Students’ society shows first years the ropes

On the Sunday before term started, the School of Business and Economics Students’ Society (SBESS) held their annual ‘O-Day’ for first-year business and economic students.

This event, which has been running for the past five years, gives first-year students an opportunity to attend specialized sessions for academic performance in areas of study such as accounting and marketing.

The event was held on the Wilfrid Laurier University campus at both the Peters and Schlegel buildings, as well as at the Waterloo Inn.

In the morning, over 400 students attended introductory sessions, which gave an overview about the faculty, ways to get involved and the SBESS mentorship program.

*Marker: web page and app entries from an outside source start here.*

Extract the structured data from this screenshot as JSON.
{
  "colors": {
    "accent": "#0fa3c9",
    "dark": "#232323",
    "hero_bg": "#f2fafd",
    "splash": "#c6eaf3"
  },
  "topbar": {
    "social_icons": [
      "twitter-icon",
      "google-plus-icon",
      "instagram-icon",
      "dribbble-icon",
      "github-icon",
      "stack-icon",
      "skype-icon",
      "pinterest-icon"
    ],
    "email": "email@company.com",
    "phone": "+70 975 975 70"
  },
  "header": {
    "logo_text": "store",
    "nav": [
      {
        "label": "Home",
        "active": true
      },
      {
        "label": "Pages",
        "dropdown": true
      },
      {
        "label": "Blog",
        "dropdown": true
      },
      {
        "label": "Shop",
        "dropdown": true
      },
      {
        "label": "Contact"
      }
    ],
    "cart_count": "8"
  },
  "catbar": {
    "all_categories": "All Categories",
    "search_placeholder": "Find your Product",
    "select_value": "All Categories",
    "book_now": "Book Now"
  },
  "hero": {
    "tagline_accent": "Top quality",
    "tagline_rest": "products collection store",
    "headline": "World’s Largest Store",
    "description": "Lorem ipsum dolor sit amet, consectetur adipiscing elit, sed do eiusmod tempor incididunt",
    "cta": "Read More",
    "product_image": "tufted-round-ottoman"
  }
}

More focused sessions, information about co-op opportunities and presentations about student groups were given later in the day.

While at Waterloo Inn, students attended a lunch and listened to a speech given by the CEO of Certified General Accountants of Ontario, Doug Brooks.

His main point was to ensure students gain as much experience in school as possible.

“Experience isn’t about getting a degree,” Brooks stated.“It’s about truly learning . . . you got the grade, but did you really learn?”

Whether or not students succeed in their first year, Brooks repeatedly stated that fundamentally, it is experience in the real world that will determine when and how you will be successful. He emphasized that “your present situation doesn’t determine where you go, it merely determines where you start.”

Another valuable lesson reinforced to first year students was to learn from mistakes.

Failing to recognize your weakness is the biggest mistake one can make according to Brooks, so he encouraged everyone to ask for help while struggling.

Brooks’s messages were echoed by O-Day coordinator, Alex Di Lello. He stated that the mentorship programs run throughout the year to help first-years through their courses and give them any extra help needed.

At the end of the day, there was a Get Involved Fair for business clubs and associations. This gave students another chance to pick up extra curriculars.

“It’s an opportunity to go through orientation [strictly for their specific programs] since O-Week is not really focused on business,” said Di Lello.
In the coming weeks, surveys will be sent out to students who attended O-Day in order to gain feedback on whether or not the sessions were useful.

However, first-year students were mainly concerned with requirements regarding courses and the co-op program, as well as getting more involved within the SBE.

According to the vice president: academic of SBESS, Sarina Brundi, the event, speakers and fair were all geared towards getting students involved and to teach them “what it’s like to be a Laurier student.”